Crack Is The Least Of Rob Ford's Problems

We sure didn't expect one of 2013's biggest political scandals to come out of Canada, of all places — but when it comes to crack-smoking, city-running Rob Ford, things can't get much worse. On Thursday, a viral video showing Ford threatening to commit "first-degree murder" swept through North America, to which Ford responded by explaining, shocker, that he had been "deeply, deeply inebriated." That's not all: turns out that the Toronto mayor and inspiration for hashtag #InADrunkenStupor has quite the rap sheet of previous offenses.

Although Ford's scandal sheet extends way before 2010, the year he was elected mayor, he's behaved particularly badly since then: He was drunk on Remy at City Hall and swearing at aides on St. Patty's Day last year; he was reading and driving, "probably;" he was involved in a conflict-of-interest scandal involving football donations; he once rerouted a city bus to pick up high-school football players; he had his employees spend "a significant part of their workday" helping the teams of his private football foundation — a judge tried to kick him out after the conflict-of-interest scandal, but Ford fought the ruling and got to keep his job. And then there was the drunken spectacle Ford made of himself at a street festival in August.

And now there's this new video, published today on the Toronto Star's website, showing the mayor in a rage, threatening to kill someone. The circumstances aren't clear, nor is the date of the video, but there is this, and it doesn't sound great:

"I need fucking 10 minutes to make sure that he's dead," Ford seems to be saying. And later: "When he's down, I'll rip his fucking throat out. I'll poke his eyes out. I will, fuck, when he's dead, you help make sure that motherfucker's dead."

In a recent Salon piece, JB Saniforth writes:

Ford has staked his image on the illusion that he’s some run-of-the-mill hoser, just like you and me (provided that we’re both white guys who like football and hate the idea that City Hall is burning through our precious tax dollars). In doing so, he’s made himself Canada’s leading exemplar of the Tea Party model of identity politics; he’s a rich white guy who portrays himself as the angry little guy.

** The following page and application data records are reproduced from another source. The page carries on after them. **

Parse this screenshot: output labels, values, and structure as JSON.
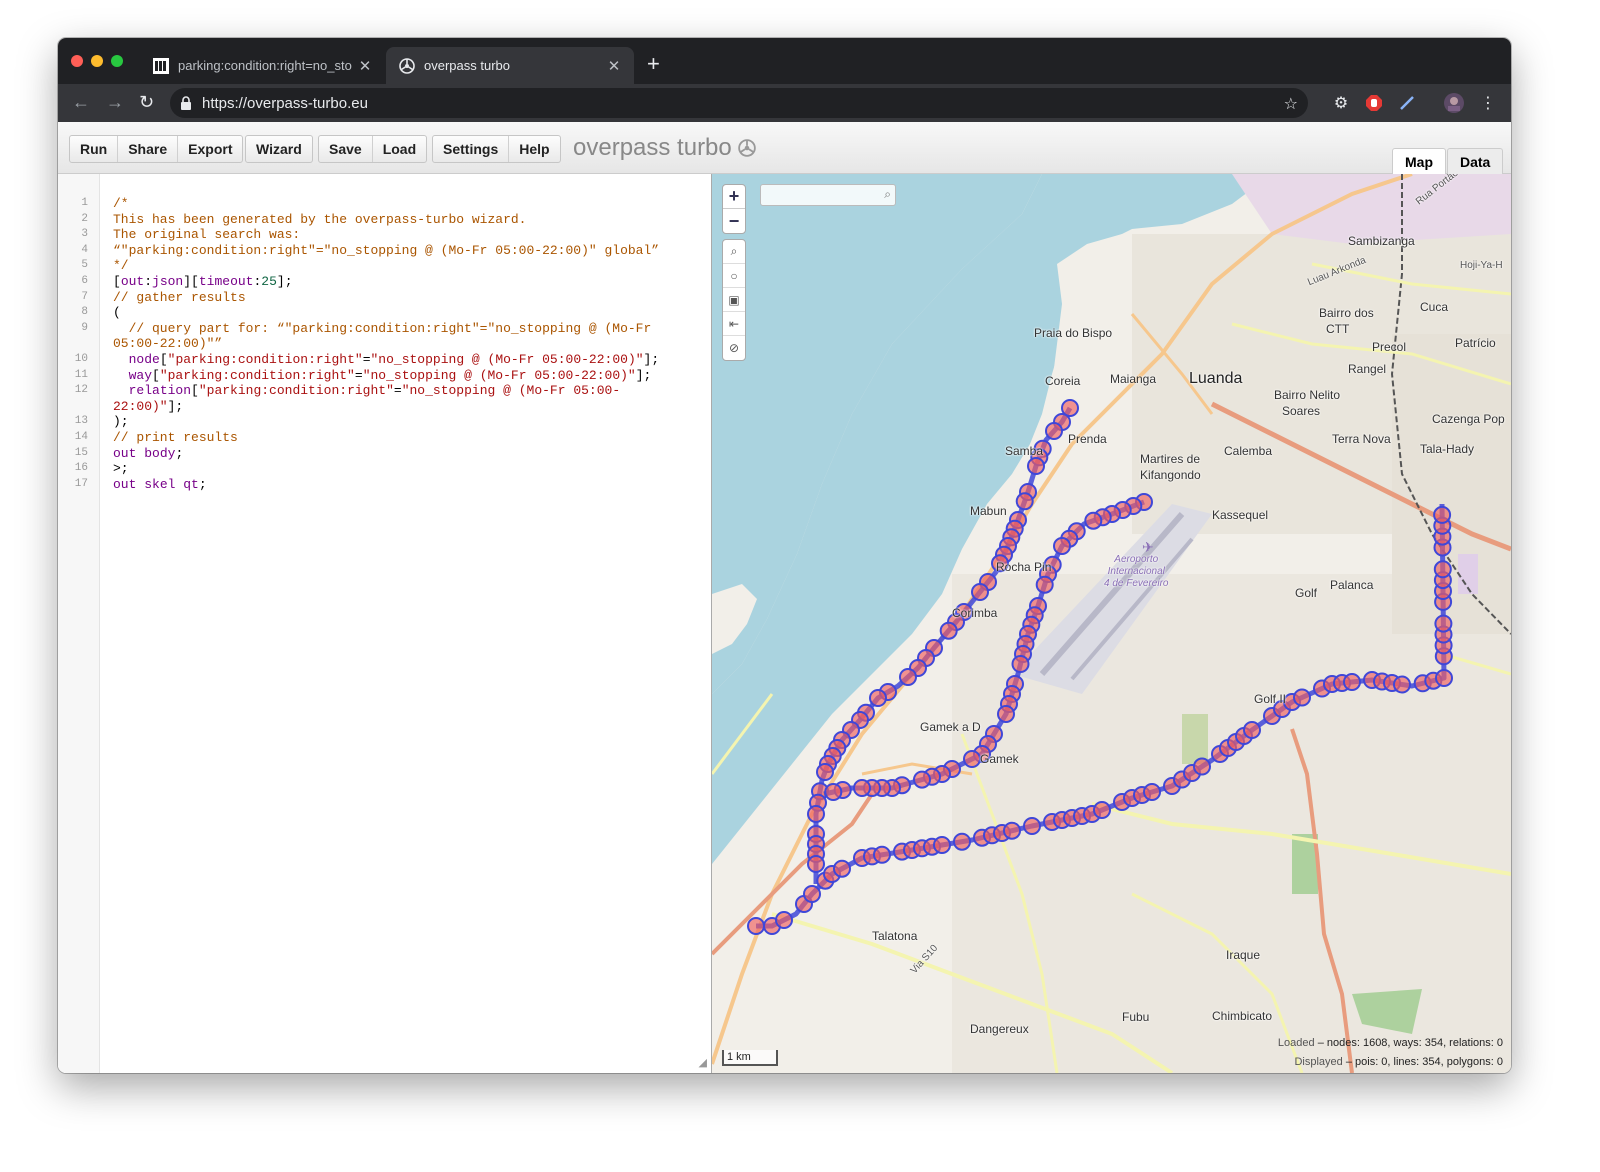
{
  "browser": {
    "tabs": [
      {
        "title": "parking:condition:right=no_sto",
        "active": false,
        "favicon": "openstreetmap-wiki-icon"
      },
      {
        "title": "overpass turbo",
        "active": true,
        "favicon": "overpass-turbo-icon"
      }
    ],
    "url": "https://overpass-turbo.eu",
    "colors": {
      "close": "#ff5f57",
      "minimize": "#febc2e",
      "maximize": "#28c840",
      "frame": "#202124",
      "toolbar": "#35363a"
    }
  },
  "toolbar": {
    "groups": [
      [
        "Run",
        "Share",
        "Export"
      ],
      [
        "Wizard"
      ],
      [
        "Save",
        "Load"
      ],
      [
        "Settings",
        "Help"
      ]
    ],
    "brand": "overpass turbo",
    "view_tabs": [
      "Map",
      "Data"
    ],
    "active_view": "Map"
  },
  "editor": {
    "lines": [
      {
        "n": "1",
        "tokens": [
          [
            "/*",
            "comment"
          ]
        ]
      },
      {
        "n": "2",
        "tokens": [
          [
            "This has been generated by the overpass-turbo wizard.",
            "comment"
          ]
        ]
      },
      {
        "n": "3",
        "tokens": [
          [
            "The original search was:",
            "comment"
          ]
        ]
      },
      {
        "n": "4",
        "tokens": [
          [
            "“\"parking:condition:right\"=\"no_stopping @ (Mo-Fr 05:00-22:00)\" global”",
            "comment"
          ]
        ]
      },
      {
        "n": "5",
        "tokens": [
          [
            "*/",
            "comment"
          ]
        ]
      },
      {
        "n": "6",
        "tokens": [
          [
            "[",
            "plain"
          ],
          [
            "out",
            "kw"
          ],
          [
            ":",
            "plain"
          ],
          [
            "json",
            "kw"
          ],
          [
            "][",
            "plain"
          ],
          [
            "timeout",
            "kw"
          ],
          [
            ":",
            "plain"
          ],
          [
            "25",
            "num"
          ],
          [
            "];",
            "plain"
          ]
        ]
      },
      {
        "n": "7",
        "tokens": [
          [
            "// gather results",
            "comment"
          ]
        ]
      },
      {
        "n": "8",
        "tokens": [
          [
            "(",
            "plain"
          ]
        ]
      },
      {
        "n": "9",
        "tokens": [
          [
            "  // query part for: “\"parking:condition:right\"=\"no_stopping @ (Mo-Fr",
            "comment"
          ]
        ]
      },
      {
        "n": "",
        "tokens": [
          [
            "05:00-22:00)\"”",
            "comment"
          ]
        ]
      },
      {
        "n": "10",
        "tokens": [
          [
            "  ",
            "plain"
          ],
          [
            "node",
            "kw"
          ],
          [
            "[",
            "plain"
          ],
          [
            "\"parking:condition:right\"",
            "str"
          ],
          [
            "=",
            "plain"
          ],
          [
            "\"no_stopping @ (Mo-Fr 05:00-22:00)\"",
            "str"
          ],
          [
            "];",
            "plain"
          ]
        ]
      },
      {
        "n": "11",
        "tokens": [
          [
            "  ",
            "plain"
          ],
          [
            "way",
            "kw"
          ],
          [
            "[",
            "plain"
          ],
          [
            "\"parking:condition:right\"",
            "str"
          ],
          [
            "=",
            "plain"
          ],
          [
            "\"no_stopping @ (Mo-Fr 05:00-22:00)\"",
            "str"
          ],
          [
            "];",
            "plain"
          ]
        ]
      },
      {
        "n": "12",
        "tokens": [
          [
            "  ",
            "plain"
          ],
          [
            "relation",
            "kw"
          ],
          [
            "[",
            "plain"
          ],
          [
            "\"parking:condition:right\"",
            "str"
          ],
          [
            "=",
            "plain"
          ],
          [
            "\"no_stopping @ (Mo-Fr 05:00-",
            "str"
          ]
        ]
      },
      {
        "n": "",
        "tokens": [
          [
            "22:00)\"",
            "str"
          ],
          [
            "];",
            "plain"
          ]
        ]
      },
      {
        "n": "13",
        "tokens": [
          [
            ");",
            "plain"
          ]
        ]
      },
      {
        "n": "14",
        "tokens": [
          [
            "// print results",
            "comment"
          ]
        ]
      },
      {
        "n": "15",
        "tokens": [
          [
            "out ",
            "kw"
          ],
          [
            "body",
            "kw"
          ],
          [
            ";",
            "plain"
          ]
        ]
      },
      {
        "n": "16",
        "tokens": [
          [
            ">;",
            "plain"
          ]
        ]
      },
      {
        "n": "17",
        "tokens": [
          [
            "out ",
            "kw"
          ],
          [
            "skel ",
            "kw"
          ],
          [
            "qt",
            "kw"
          ],
          [
            ";",
            "plain"
          ]
        ]
      }
    ]
  },
  "map": {
    "places": [
      {
        "name": "Sambizanga",
        "kind": "normal"
      },
      {
        "name": "Hoji-Ya-H",
        "kind": "small"
      },
      {
        "name": "Cuca",
        "kind": "normal"
      },
      {
        "name": "Bairro dos",
        "kind": "normal"
      },
      {
        "name": "CTT",
        "kind": "normal"
      },
      {
        "name": "Patrício",
        "kind": "normal"
      },
      {
        "name": "Praia do Bispo",
        "kind": "normal"
      },
      {
        "name": "Precol",
        "kind": "normal"
      },
      {
        "name": "Rangel",
        "kind": "normal"
      },
      {
        "name": "Coreia",
        "kind": "normal"
      },
      {
        "name": "Maianga",
        "kind": "normal"
      },
      {
        "name": "Luanda",
        "kind": "city"
      },
      {
        "name": "Bairro Nelito",
        "kind": "normal"
      },
      {
        "name": "Soares",
        "kind": "normal"
      },
      {
        "name": "Cazenga Pop",
        "kind": "normal"
      },
      {
        "name": "Prenda",
        "kind": "normal"
      },
      {
        "name": "Terra Nova",
        "kind": "normal"
      },
      {
        "name": "Tala-Hady",
        "kind": "normal"
      },
      {
        "name": "Samba",
        "kind": "normal"
      },
      {
        "name": "Martires de",
        "kind": "normal"
      },
      {
        "name": "Kifangondo",
        "kind": "normal"
      },
      {
        "name": "Calemba",
        "kind": "normal"
      },
      {
        "name": "Mabun",
        "kind": "normal"
      },
      {
        "name": "Kassequel",
        "kind": "normal"
      },
      {
        "name": "Rocha Pin",
        "kind": "normal"
      },
      {
        "name": "Golf",
        "kind": "normal"
      },
      {
        "name": "Palanca",
        "kind": "normal"
      },
      {
        "name": "Corimba",
        "kind": "normal"
      },
      {
        "name": "Golf II",
        "kind": "normal"
      },
      {
        "name": "Gamek a D",
        "kind": "normal"
      },
      {
        "name": "Gamek",
        "kind": "normal"
      },
      {
        "name": "Talatona",
        "kind": "normal"
      },
      {
        "name": "Iraque",
        "kind": "normal"
      },
      {
        "name": "Fubu",
        "kind": "normal"
      },
      {
        "name": "Chimbicato",
        "kind": "normal"
      },
      {
        "name": "Dangereux",
        "kind": "normal"
      },
      {
        "name": "Luau Arkonda",
        "kind": "small"
      },
      {
        "name": "Rua Portão",
        "kind": "small"
      },
      {
        "name": "Via S10",
        "kind": "small"
      }
    ],
    "airport_label": [
      "Aeroporto",
      "Internacional",
      "4 de Fevereiro"
    ],
    "scale": "1 km",
    "stats": {
      "loaded_label": "Loaded",
      "loaded_value": "nodes: 1608, ways: 354, relations: 0",
      "displayed_label": "Displayed",
      "displayed_value": "pois: 0, lines: 354, polygons: 0"
    },
    "colors": {
      "water": "#aad3df",
      "land": "#f2efe9",
      "route": "#3f47d8",
      "marker_fill": "#f06060",
      "trunk": "#e89c7e",
      "primary": "#f6c78d",
      "secondary": "#f4f4b0"
    }
  }
}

In doing so he leverages phony right-wing populism to win working-class votes.

Ford's entire image, like most politicians, rests on the extent to which he can identify with his voter base. In reality, he's the son of a loaded businessman who was a member of Ontario's legislature for four years, and oversaw cuts to social programs. But as he's ascended in the hierarchy of government from city counselor to mayor over the years, this 'common-person' facade has been eroding away.

And then, of course, there's the crack-smoking thing. Not only was Ford (now famously) caught smoking crack on tape, he's admitted to it. (Oh, and by the way, there's a chance Ford might have been paying the utility bills for a crack house where he was photographed with some gang members. May or may not be the same place he went during his crack-smoking "drunken stupor." Who knows.)

Ford's decision to suddenly tell the truth after months of denial is not isolated to this crackisode, but is a repeat of 2010, when months before his Oct. 26 mayoral election, he initially denied charges of drunk driving and pot possession acquired while on holiday in Florida in 2009. And just like his hazy recollection of that one time "probably" last year he smoked crack, he then about-faced and said he forgot about the charges.

But Ford seems to count on Toronto continuing to forgive and forget, to continue marking the ballot for a politician who embodies the worst caricature of what a corrupt politician is.

"I sincerely apologize, there's absolutely no excuse, no one to blame but myself," Ford said Sunday. "I am going to fight like no one has seen before to win the next election."

The fact that he counts on this after all of that is shocking. What is baffling is that even as his credibility comes crashing down around him, there actually might be a possibility of reelection for Ford. As we noted, ever since the Toronto Police confirmed the existence of the videotape that showed the mayor smoking crack, his approval — far from coming down from a high — actually went up. By five points.

Who knows why. But are there really no other contenders for his spot? By rectifying actions of consequence with apologies without consequence, Ford does himself disservice as a person, and does his voters a disservice as the person they placed their trust in. Because when private life bleeds out from behind what should be closed doors, it becomes public. And when it's public, the public servant is in trouble. As Esquire wrote:

If you have no respect for others, if you have no respect for your own word, you can't have any respect for yourself. If you have no code, you have no discipline. And men without discipline can't do anything. Correction: They can do crack.